What really surprised me, is that PWC, which is both the largest of the 'Big Four' accountancy firms and the largest professional services firm in the world with offices in 757 cities across 151 countries, over 163,000 people under employment and total revenues of $26 billion in 2009 can seriously be making predictions on the 'brilliant' growth of linear TV advertising spending from 36 per cent to 37 percent by 2014 without taking in how connected TVs will probably completely reshape the landscape by then and certainly cause huge disruption in the glowing models they showed at MIPCOM yesterday.
Let's look at some of the work of Shelly Palmer, the author of Television Disrupted: The Transition from Network to Networked TV, the seminal book about the technological, economic, and sociological forces that are changing the broadcasting industry.
Today, at Seeking Alpha, Palmer came up with some interesting notes:
According to Eric Anderson, VP of Content and Product Solutions, Samsung will sell over 8.5 million Internet connectible flat screen television sets this year. And, approximately 5.5 million of them will be broadband connected and registered online within a week or so of being purchased.
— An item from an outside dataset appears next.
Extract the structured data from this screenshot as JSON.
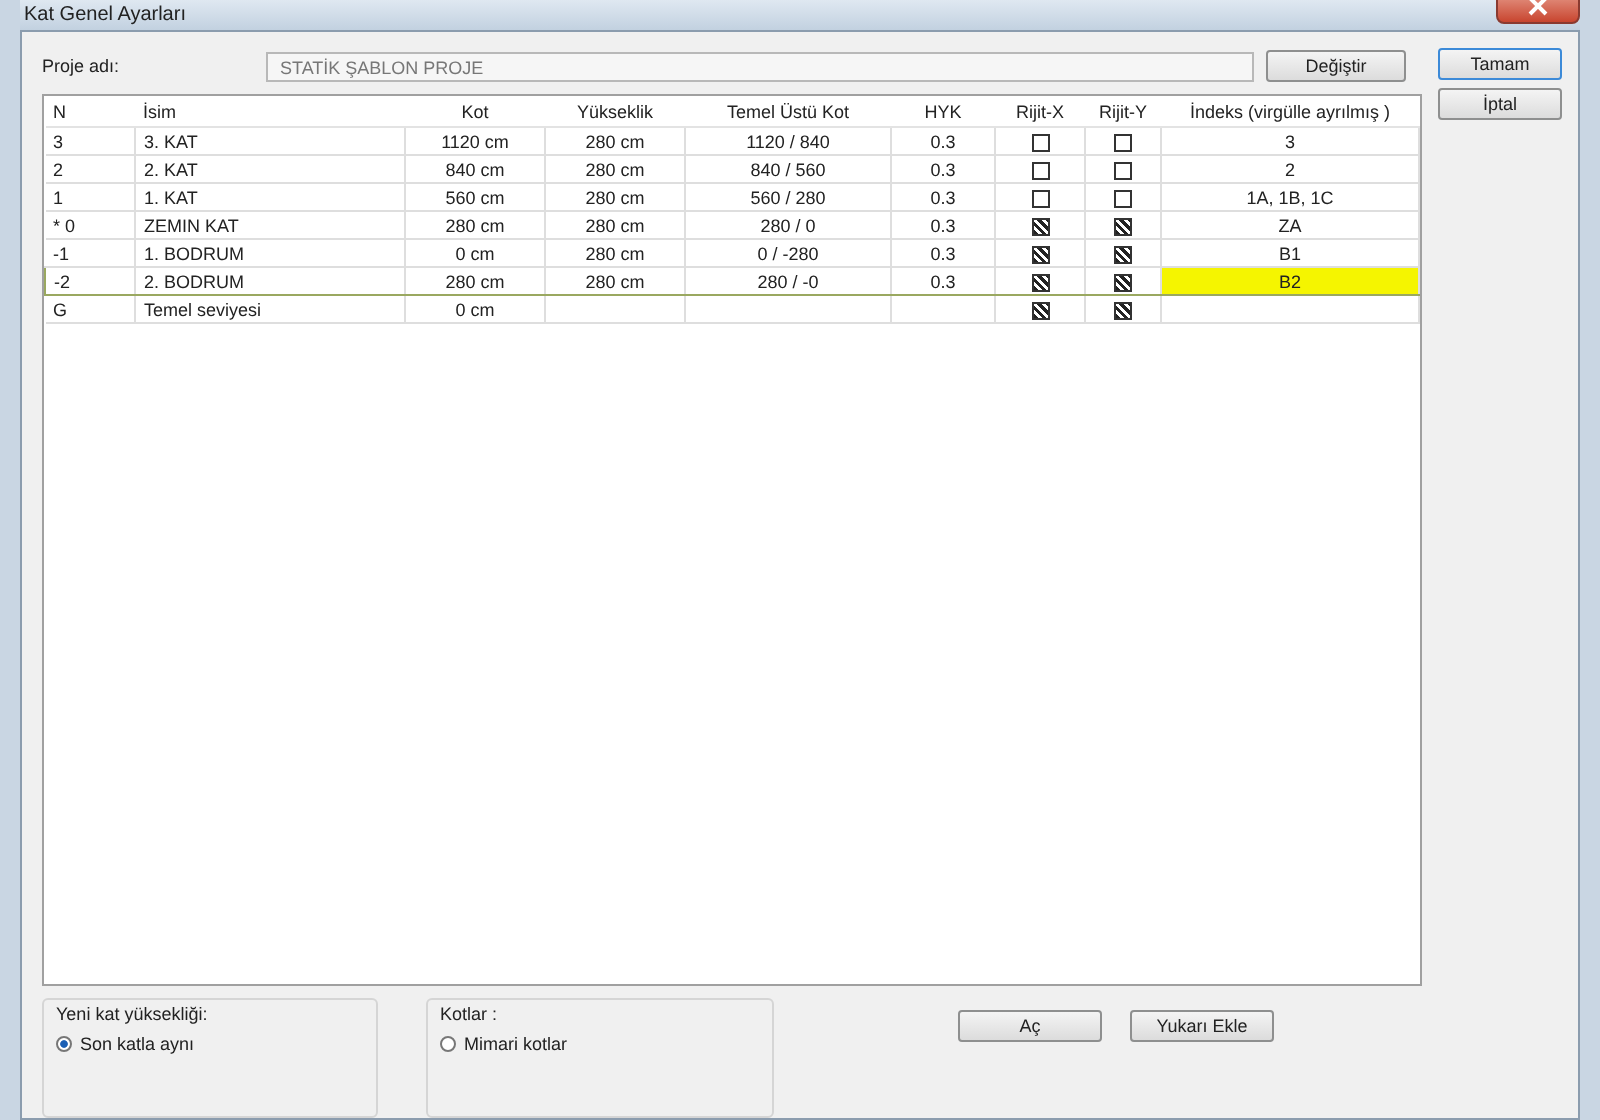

This stopped me in my tracks. Peter Schwartz, Vizio, Senior Director Product Management was also on the panel, and when asked, he told us that Vizio would sell approximately 7 million Internet connectible televisions this year and the company expected about 4.5 million of them to be broadband connected and registered within a week or so of purchase.
I asked if these numbers were published and publicly available, both gentlemen said they were. So let’s do some back of the envelope math. Take the biggest players in flat screens: Sony (SNE), Samsung, LG (LGERF.PK), Vizio, Sharp (SHCAY.PK), Panasonic (PC), Toshiba (TOSBF.PK), Sanyo (SANYY.PK), Mitsubishi (MIELY.PK), etc, and add up all the connected TV set sales expected for this year. Let’s say 25 million sets that will actually be broadband connected this year. Multiply by three and up the estimate each year to account for a drop in price and increase in popularity of the services, and it looks like the United States will have over 75 million broadband connected television sets fully installed by 2013.
The CEA has a different estimate as do some other research firms, but they are all higher than my little back of the envelope calculation.
Currently there are about 115 million television households in the US of which about 100 million of them are currently cable, satellite or IPTV subscribers, with the final 15 still using antennas.
But my question is to PWC, how will the broadcast television business change as Consumer Electronics (CE) manufacturers start controlling screen real estate, start toying with advertising, start dealing with subscriptions to services, and tap into the some 450 billion dollars of global ad budgets that are up for grabs? From the pitch I saw, Nothing.
More from Palmer:
To help you emotionalize this statistic, remember that almost every household in America has more than one television set and the deployment of new flat screens will not be one per household. These new connected televisions will be purchased by people who have excellent broadband connectivity to their homes and can afford to purchase new flat screens — in short, the most affluent, most desirable demographic for almost every advertiser and marketer.
And what about CE manufacturers and Google TV - which is what looks to turn the living room flat screen into an total web/tv convergence where a few hundred channels becomes a few million overnight? With a huge community of open source Android developers all looking to tap into those billions as well?
As @dqandrade (Diogo Q Andrade from Vitri Media) noted on Twitter during the event:
#mipcom Price Waterhouse uses the same video from last year. A sign of the crisis they claim is ending.